Facebook: Hackers accessed 29M accounts, fewer than thought
NEW YORK (AP) — Facebook says hackers accessed data from 29 million accounts as part of the security breach disclosed two weeks ago, fewer than the 50 million it initially believed were affected.
The hackers accessed name, email addresses or phone numbers from these accounts, according to Facebook. For 14 million of them, hackers got even more data, such as hometown, birthdate, the last 10 places they checked into or the 15 most recent searches. One million accounts were affected, but hackers didn't get any information from them.
Facebook isn't giving a breakdown of where these users are, but says the breach was "fairly broad." It plans to send messages to people whose accounts were hacked.
Facebook said third-party apps and Facebook apps like WhatsApp and Instagram were unaffected by the breach.
Facebook said the FBI is investigating, but asked the company not to discuss who may be behind the attack. The company said it hasn't ruled out the possibility of smaller-scale attacks that used the same vulnerability.
Facebook has said the attackers gained the ability to "seize control" of those user accounts by stealing digital keys the company uses to keep users logged in. They could do so by exploiting three distinct bugs in Facebook's code. The company said it has fixed the bugs and logged out affected users to reset those digital keys.

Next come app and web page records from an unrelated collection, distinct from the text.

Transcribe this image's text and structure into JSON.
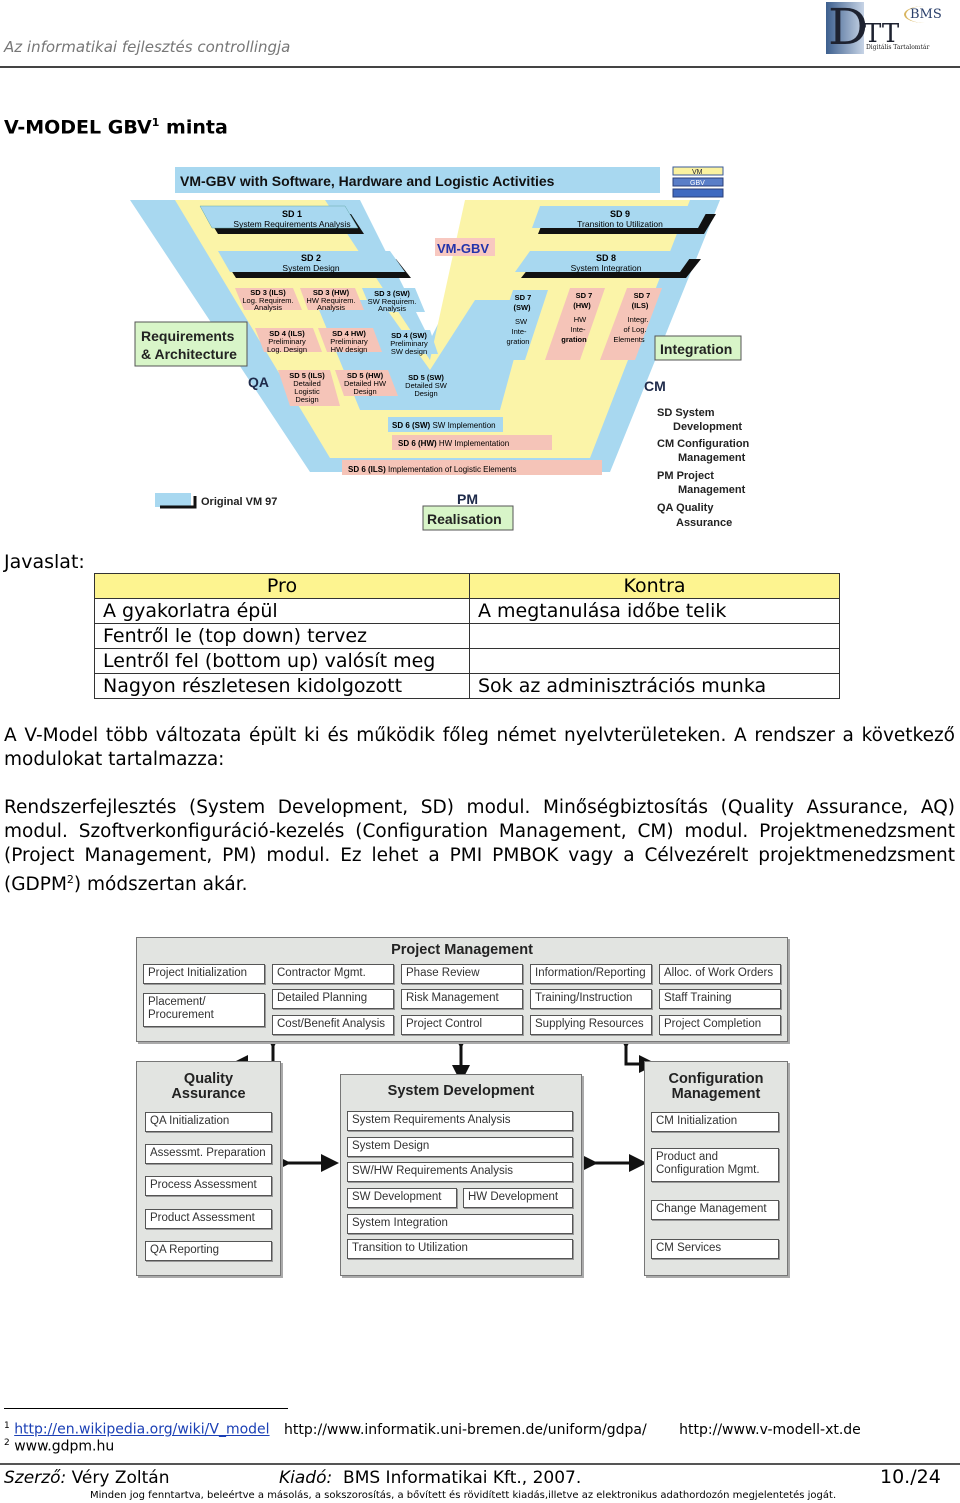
{
  "header": {
    "doc_title": "Az informatikai fejlesztés controllingja",
    "logo": {
      "big_letter": "D",
      "letters": "TT",
      "subtitle": "Digitális Tartalomtár",
      "badge": "BMS"
    }
  },
  "title": {
    "text": "V-MODEL GBV",
    "sup": "1",
    "suffix": " minta"
  },
  "vmodel": {
    "heading": "VM-GBV with Software, Hardware and Logistic Activities",
    "center_label": "VM-GBV",
    "legend_mini": [
      "VM",
      "GBV",
      ""
    ],
    "sd1": {
      "code": "SD 1",
      "name": "System Requirements Analysis"
    },
    "sd2": {
      "code": "SD 2",
      "name": "System Design"
    },
    "sd3_ils": {
      "code": "SD 3 (ILS)",
      "l1": "Log. Requirem.",
      "l2": "Analysis"
    },
    "sd3_hw": {
      "code": "SD 3 (HW)",
      "l1": "HW Requirem.",
      "l2": "Analysis"
    },
    "sd3_sw": {
      "code": "SD 3 (SW)",
      "l1": "SW Requirem.",
      "l2": "Analysis"
    },
    "sd4_ils": {
      "code": "SD 4 (ILS)",
      "l1": "Preliminary",
      "l2": "Log. Design"
    },
    "sd4_hw": {
      "code": "SD 4 HW)",
      "l1": "Preliminary",
      "l2": "HW design"
    },
    "sd4_sw": {
      "code": "SD 4 (SW)",
      "l1": "Preliminary",
      "l2": "SW design"
    },
    "sd5_ils": {
      "code": "SD 5 (ILS)",
      "l1": "Detailed",
      "l2": "Logistic",
      "l3": "Design"
    },
    "sd5_hw": {
      "code": "SD 5 (HW)",
      "l1": "Detailed HW",
      "l2": "Design"
    },
    "sd5_sw": {
      "code": "SD 5 (SW)",
      "l1": "Detailed SW",
      "l2": "Design"
    },
    "sd6_sw": {
      "code": "SD 6 (SW)",
      "name": "SW Implemention"
    },
    "sd6_hw": {
      "code": "SD 6 (HW)",
      "name": "HW Implementation"
    },
    "sd6_ils": {
      "code": "SD 6 (ILS)",
      "name": "Implementation of Logistic Elements"
    },
    "sd7_sw": {
      "code": "SD 7",
      "sub": "(SW)",
      "l1": "SW",
      "l2": "Inte-",
      "l3": "gration"
    },
    "sd7_hw": {
      "code": "SD 7",
      "sub": "(HW)",
      "l1": "HW",
      "l2": "Inte-",
      "l3": "gration"
    },
    "sd7_ils": {
      "code": "SD 7",
      "sub": "(ILS)",
      "l1": "Integr.",
      "l2": "of Log.",
      "l3": "Elements"
    },
    "sd8": {
      "code": "SD 8",
      "name": "System Integration"
    },
    "sd9": {
      "code": "SD 9",
      "name": "Transition to Utilization"
    },
    "req_arch": [
      "Requirements",
      "& Architecture"
    ],
    "integration": "Integration",
    "realisation": "Realisation",
    "qa": "QA",
    "cm": "CM",
    "pm": "PM",
    "original": "Original VM 97",
    "legend": [
      {
        "abbr": "SD",
        "l1": "System",
        "l2": "Development"
      },
      {
        "abbr": "CM",
        "l1": "Configuration",
        "l2": "Management"
      },
      {
        "abbr": "PM",
        "l1": "Project",
        "l2": "Management"
      },
      {
        "abbr": "QA",
        "l1": "Quality",
        "l2": "Assurance"
      }
    ]
  },
  "javaslat": "Javaslat:",
  "table": {
    "headers": [
      "Pro",
      "Kontra"
    ],
    "rows": [
      [
        "A gyakorlatra épül",
        "A megtanulása időbe telik"
      ],
      [
        "Fentről le (top down) tervez",
        ""
      ],
      [
        "Lentről fel (bottom up) valósít meg",
        ""
      ],
      [
        "Nagyon részletesen kidolgozott",
        "Sok az adminisztrációs munka"
      ]
    ]
  },
  "paragraphs": {
    "p1": "A V-Model több változata épült ki és működik főleg német nyelvterületeken. A rendszer a következő modulokat tartalmazza:",
    "p2_a": "Rendszerfejlesztés (System Development, SD) modul. Minőségbiztosítás (Quality Assurance, AQ) modul. Szoftverkonfiguráció-kezelés (Configuration Management, CM) modul. Projektmenedzsment (Project Management, PM) modul. Ez lehet a PMI PMBOK vagy a Célvezérelt projektmenedzsment (GDPM",
    "p2_sup": "2",
    "p2_b": ") módszertan akár."
  },
  "modules": {
    "pm": {
      "title": "Project Management",
      "cells": [
        "Project Initialization",
        "Contractor Mgmt.",
        "Phase Review",
        "Information/Reporting",
        "Alloc. of Work Orders",
        "Placement/ Procurement",
        "Detailed Planning",
        "Risk Management",
        "Training/Instruction",
        "Staff Training",
        "Cost/Benefit Analysis",
        "Project Control",
        "Supplying Resources",
        "Project Completion"
      ]
    },
    "qa": {
      "title_l1": "Quality",
      "title_l2": "Assurance",
      "cells": [
        "QA Initialization",
        "Assessmt. Preparation",
        "Process Assessment",
        "Product Assessment",
        "QA Reporting"
      ]
    },
    "sd": {
      "title": "System Development",
      "cells": [
        "System Requirements Analysis",
        "System Design",
        "SW/HW Requirements Analysis",
        "SW Development",
        "HW Development",
        "System Integration",
        "Transition to Utilization"
      ]
    },
    "cm": {
      "title_l1": "Configuration",
      "title_l2": "Management",
      "cells": [
        "CM Initialization",
        "Product and Configuration Mgmt.",
        "Change Management",
        "CM Services"
      ]
    }
  },
  "footnotes": {
    "f1_num": "1",
    "f1_link": "http://en.wikipedia.org/wiki/V_model",
    "f1_url2": "http://www.informatik.uni-bremen.de/uniform/gdpa/",
    "f1_url3": "http://www.v-modell-xt.de",
    "f2_num": "2",
    "f2_text": "www.gdpm.hu"
  },
  "footer": {
    "author_label": "Szerző:",
    "author": " Véry Zoltán",
    "publisher_label": "Kiadó:",
    "publisher": "  BMS Informatikai Kft., 2007.",
    "page": "10./24",
    "copyright": "Minden jog fenntartva, beleértve a másolás, a sokszorosítás, a bővített és rövidített kiadás,illetve az elektronikus adathordozón megjelentetés jogát."
  }
}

At the time, CEO Mark Zuckerberg — whose own account was compromised — said attackers would have had the ability to view private messages or post on someone's account, but there's no sign that they did.